WHAT YOU NEED TO DO: Reproduce each line from the records that holds "image".

RECORDS FOR PROCESSING:
——————————

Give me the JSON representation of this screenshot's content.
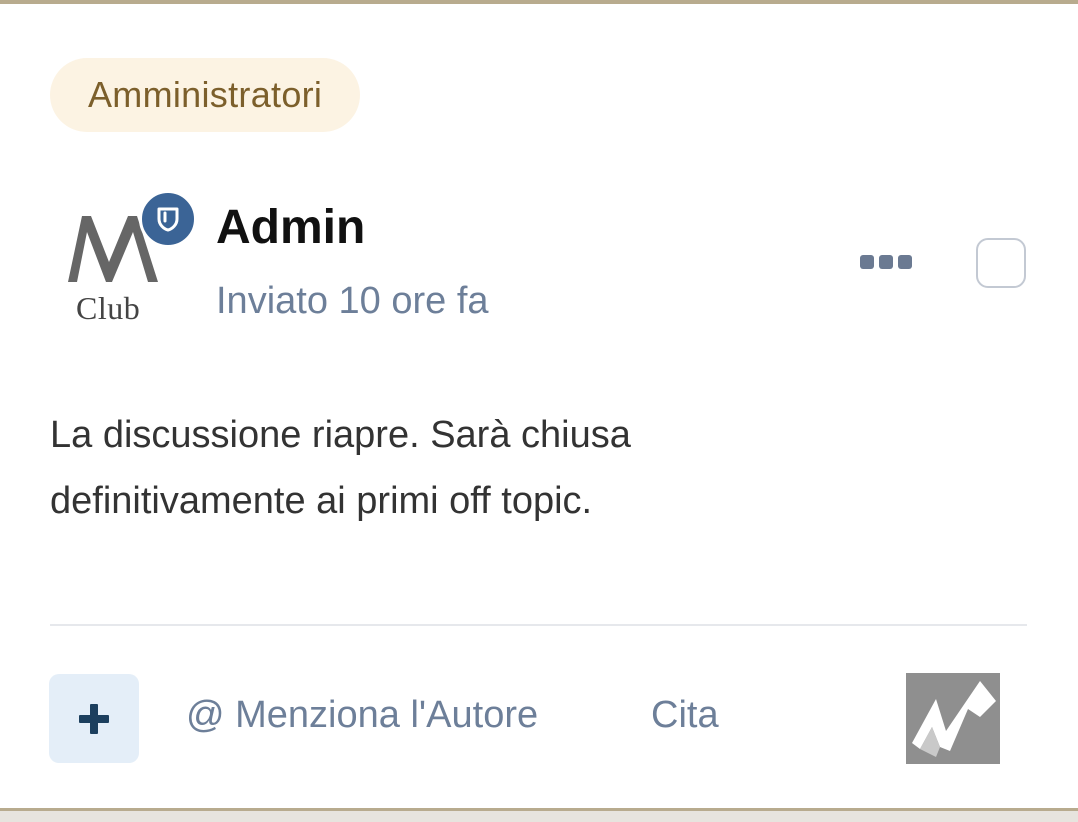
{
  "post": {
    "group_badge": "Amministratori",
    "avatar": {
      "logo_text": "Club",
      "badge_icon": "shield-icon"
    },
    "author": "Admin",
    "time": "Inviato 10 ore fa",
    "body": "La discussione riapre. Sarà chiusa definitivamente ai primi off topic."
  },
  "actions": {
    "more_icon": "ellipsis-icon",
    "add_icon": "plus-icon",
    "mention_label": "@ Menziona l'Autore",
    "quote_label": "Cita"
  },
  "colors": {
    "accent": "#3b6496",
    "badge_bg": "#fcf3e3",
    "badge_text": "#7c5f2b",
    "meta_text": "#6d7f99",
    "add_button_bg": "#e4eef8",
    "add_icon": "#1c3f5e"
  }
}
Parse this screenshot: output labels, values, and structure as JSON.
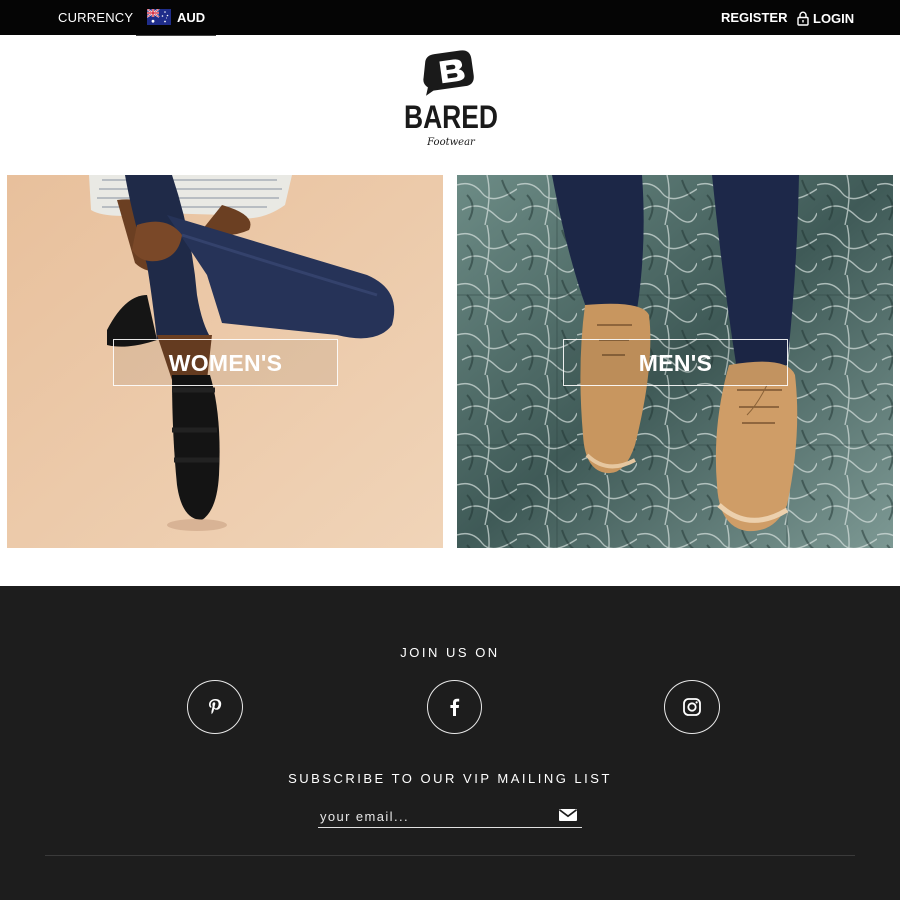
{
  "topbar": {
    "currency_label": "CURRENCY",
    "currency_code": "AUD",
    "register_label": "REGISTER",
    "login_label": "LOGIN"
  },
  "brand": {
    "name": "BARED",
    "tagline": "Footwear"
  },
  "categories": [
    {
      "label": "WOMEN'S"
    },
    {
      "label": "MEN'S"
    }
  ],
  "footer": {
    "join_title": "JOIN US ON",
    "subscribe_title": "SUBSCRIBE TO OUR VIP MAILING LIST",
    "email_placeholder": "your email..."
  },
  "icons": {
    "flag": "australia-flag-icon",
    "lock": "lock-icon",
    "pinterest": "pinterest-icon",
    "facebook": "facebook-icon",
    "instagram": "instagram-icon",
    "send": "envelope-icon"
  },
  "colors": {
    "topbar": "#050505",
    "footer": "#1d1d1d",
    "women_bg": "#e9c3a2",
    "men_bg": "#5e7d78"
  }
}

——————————

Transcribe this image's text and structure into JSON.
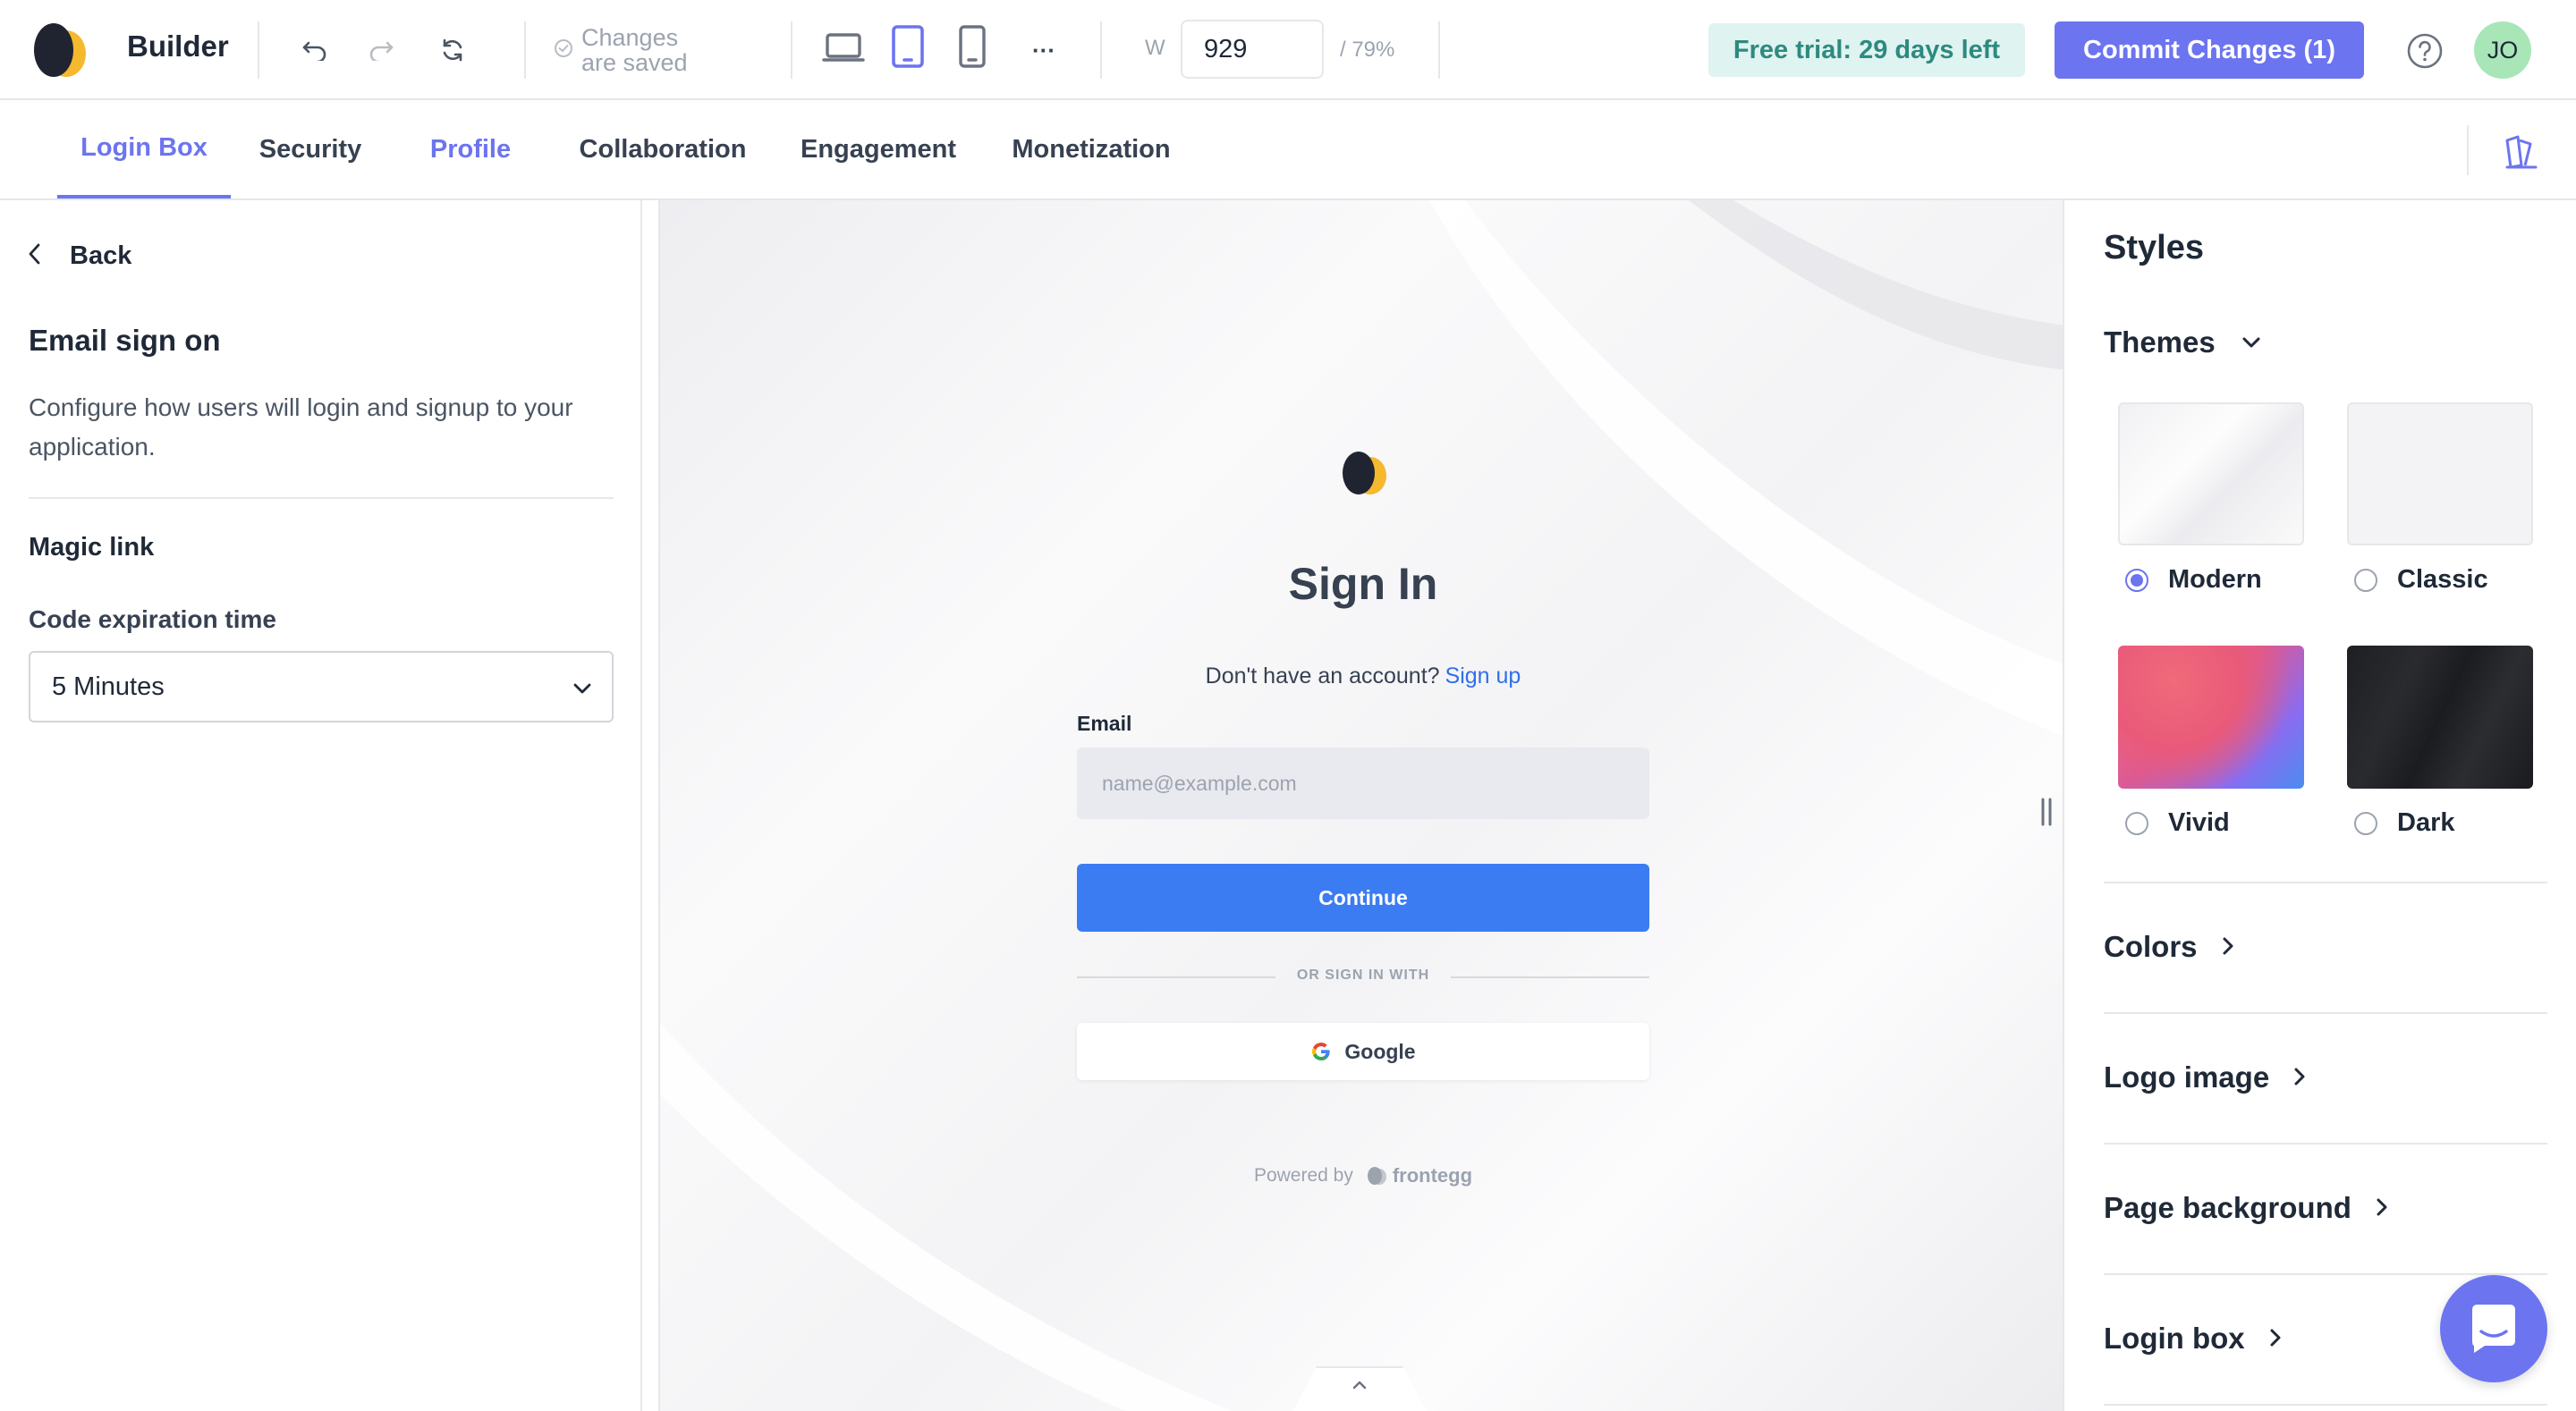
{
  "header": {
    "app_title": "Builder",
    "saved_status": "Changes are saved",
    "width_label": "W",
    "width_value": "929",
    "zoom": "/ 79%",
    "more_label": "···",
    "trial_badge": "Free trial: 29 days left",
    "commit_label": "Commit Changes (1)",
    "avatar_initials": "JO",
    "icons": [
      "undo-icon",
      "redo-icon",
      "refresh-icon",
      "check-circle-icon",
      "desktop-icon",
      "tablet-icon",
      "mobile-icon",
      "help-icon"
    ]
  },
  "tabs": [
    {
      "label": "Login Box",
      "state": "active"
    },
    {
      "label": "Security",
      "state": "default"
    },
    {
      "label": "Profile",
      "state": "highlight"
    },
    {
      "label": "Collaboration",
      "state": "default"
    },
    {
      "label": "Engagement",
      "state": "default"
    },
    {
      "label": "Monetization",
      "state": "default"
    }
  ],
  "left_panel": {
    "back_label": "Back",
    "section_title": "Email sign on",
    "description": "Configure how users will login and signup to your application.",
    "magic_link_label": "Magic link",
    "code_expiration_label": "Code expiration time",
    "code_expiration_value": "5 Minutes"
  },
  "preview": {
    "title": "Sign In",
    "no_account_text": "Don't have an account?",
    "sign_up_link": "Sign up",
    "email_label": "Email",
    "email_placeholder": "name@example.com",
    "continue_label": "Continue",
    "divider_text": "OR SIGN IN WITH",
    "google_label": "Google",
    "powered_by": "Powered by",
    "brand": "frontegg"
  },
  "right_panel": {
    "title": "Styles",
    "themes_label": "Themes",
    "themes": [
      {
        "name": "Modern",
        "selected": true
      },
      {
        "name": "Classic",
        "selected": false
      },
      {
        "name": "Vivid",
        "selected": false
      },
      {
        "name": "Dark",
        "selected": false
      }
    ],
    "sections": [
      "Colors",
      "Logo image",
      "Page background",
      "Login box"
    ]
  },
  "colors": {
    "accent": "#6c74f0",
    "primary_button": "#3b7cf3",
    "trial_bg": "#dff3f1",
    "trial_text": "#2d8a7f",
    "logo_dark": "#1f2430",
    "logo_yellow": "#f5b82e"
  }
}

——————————

THE ANSWER:
Transcribe this image's text and structure into JSON.
      "Logo image",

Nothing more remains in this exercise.